Action item: Count the lines below that contain the word "text". Give only the number.

Supplied records:
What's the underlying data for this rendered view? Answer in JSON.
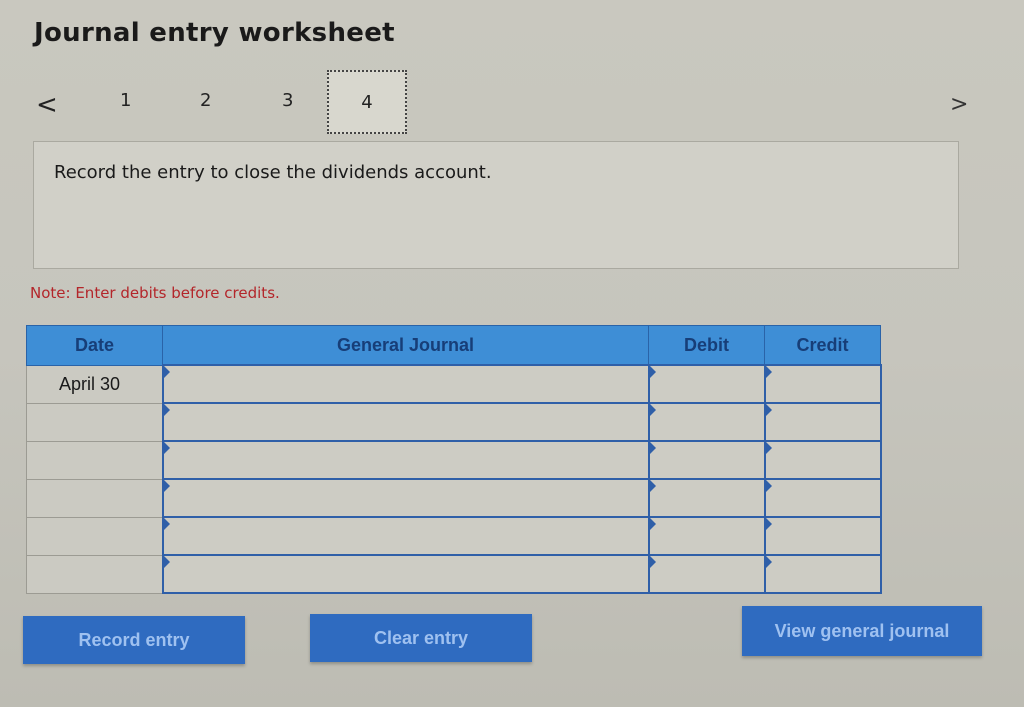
{
  "header": {
    "title": "Journal entry worksheet"
  },
  "nav": {
    "prev_icon": "chevron-left-icon",
    "next_icon": "chevron-right-icon",
    "prev_glyph": "<",
    "next_glyph": ">",
    "steps": [
      "1",
      "2",
      "3",
      "4"
    ],
    "active_step": "4"
  },
  "instruction": {
    "text": "Record the entry to close the dividends account."
  },
  "note": {
    "text": "Note: Enter debits before credits."
  },
  "journal": {
    "columns": [
      "Date",
      "General Journal",
      "Debit",
      "Credit"
    ],
    "rows": [
      {
        "date": "April 30",
        "account": "",
        "debit": "",
        "credit": ""
      },
      {
        "date": "",
        "account": "",
        "debit": "",
        "credit": ""
      },
      {
        "date": "",
        "account": "",
        "debit": "",
        "credit": ""
      },
      {
        "date": "",
        "account": "",
        "debit": "",
        "credit": ""
      },
      {
        "date": "",
        "account": "",
        "debit": "",
        "credit": ""
      },
      {
        "date": "",
        "account": "",
        "debit": "",
        "credit": ""
      }
    ]
  },
  "buttons": {
    "record": "Record entry",
    "clear": "Clear entry",
    "view": "View general journal"
  },
  "colors": {
    "accent_blue": "#2f6bc0",
    "header_blue": "#3e8ed6",
    "note_red": "#b3262a"
  }
}
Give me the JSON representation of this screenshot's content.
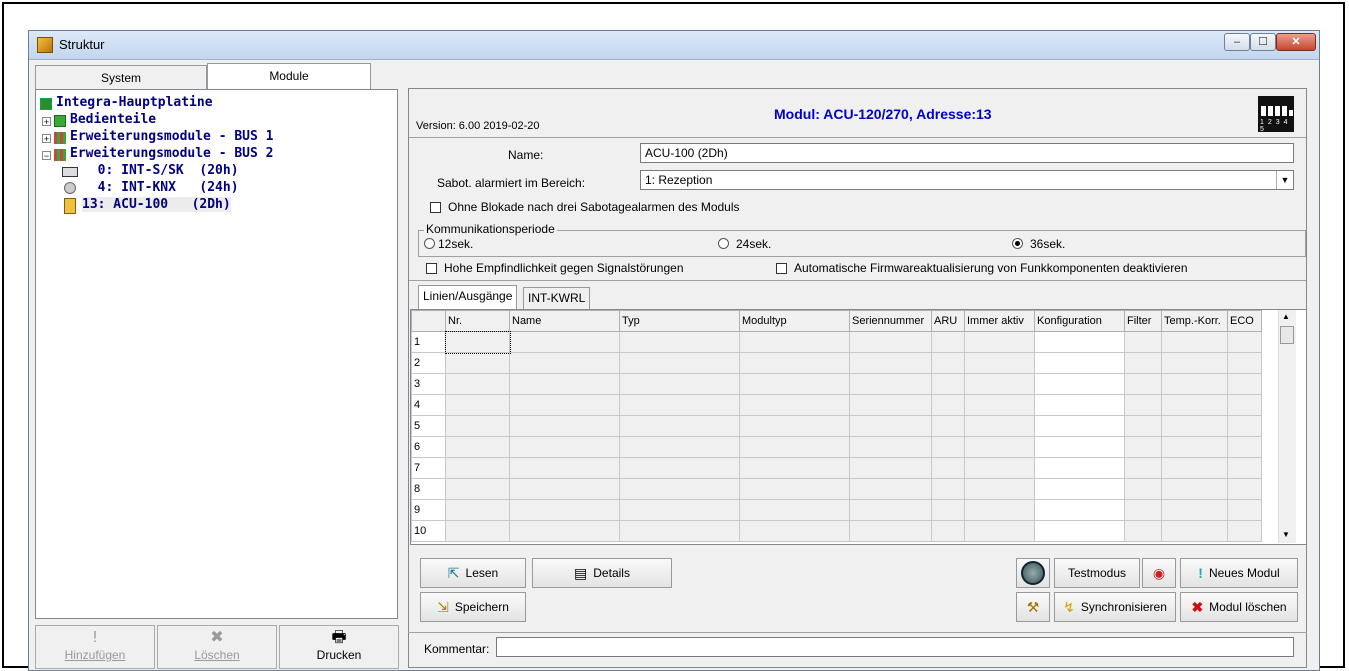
{
  "window": {
    "title": "Struktur"
  },
  "left_tabs": [
    "System",
    "Module"
  ],
  "tree": {
    "root": "Integra-Hauptplatine",
    "items": [
      "Bedienteile",
      "Erweiterungsmodule - BUS 1",
      "Erweiterungsmodule - BUS 2",
      "  0: INT-S/SK  (20h)",
      "  4: INT-KNX   (24h)",
      "13: ACU-100   (2Dh)"
    ]
  },
  "bottom_buttons": {
    "add": "Hinzufügen",
    "delete": "Löschen",
    "print": "Drucken"
  },
  "module": {
    "version": "Version: 6.00 2019-02-20",
    "header": "Modul: ACU-120/270, Adresse:13",
    "dip_labels": [
      "1",
      "2",
      "3",
      "4",
      "5"
    ],
    "name_label": "Name:",
    "name_value": "ACU-100  (2Dh)",
    "sabot_label": "Sabot. alarmiert im Bereich:",
    "sabot_value": "1: Rezeption",
    "no_block_label": "Ohne Blokade nach drei Sabotagealarmen des Moduls",
    "comm_group_label": "Kommunikationsperiode",
    "comm_options": [
      "12sek.",
      "24sek.",
      "36sek."
    ],
    "comm_selected": "36sek.",
    "high_sens_label": "Hohe Empfindlichkeit gegen Signalstörungen",
    "auto_fw_label": "Automatische Firmwareaktualisierung von Funkkomponenten deaktivieren"
  },
  "subtabs": [
    "Linien/Ausgänge",
    "INT-KWRL"
  ],
  "grid": {
    "columns": [
      "Nr.",
      "Name",
      "Typ",
      "Modultyp",
      "Seriennummer",
      "ARU",
      "Immer aktiv",
      "Konfiguration",
      "Filter",
      "Temp.-Korr.",
      "ECO"
    ],
    "rows": [
      "1",
      "2",
      "3",
      "4",
      "5",
      "6",
      "7",
      "8",
      "9",
      "10"
    ]
  },
  "actions": {
    "read": "Lesen",
    "details": "Details",
    "save": "Speichern",
    "testmode": "Testmodus",
    "new_module": "Neues Modul",
    "sync": "Synchronisieren",
    "delete_module": "Modul löschen"
  },
  "comment_label": "Kommentar:",
  "comment_value": ""
}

Output: 2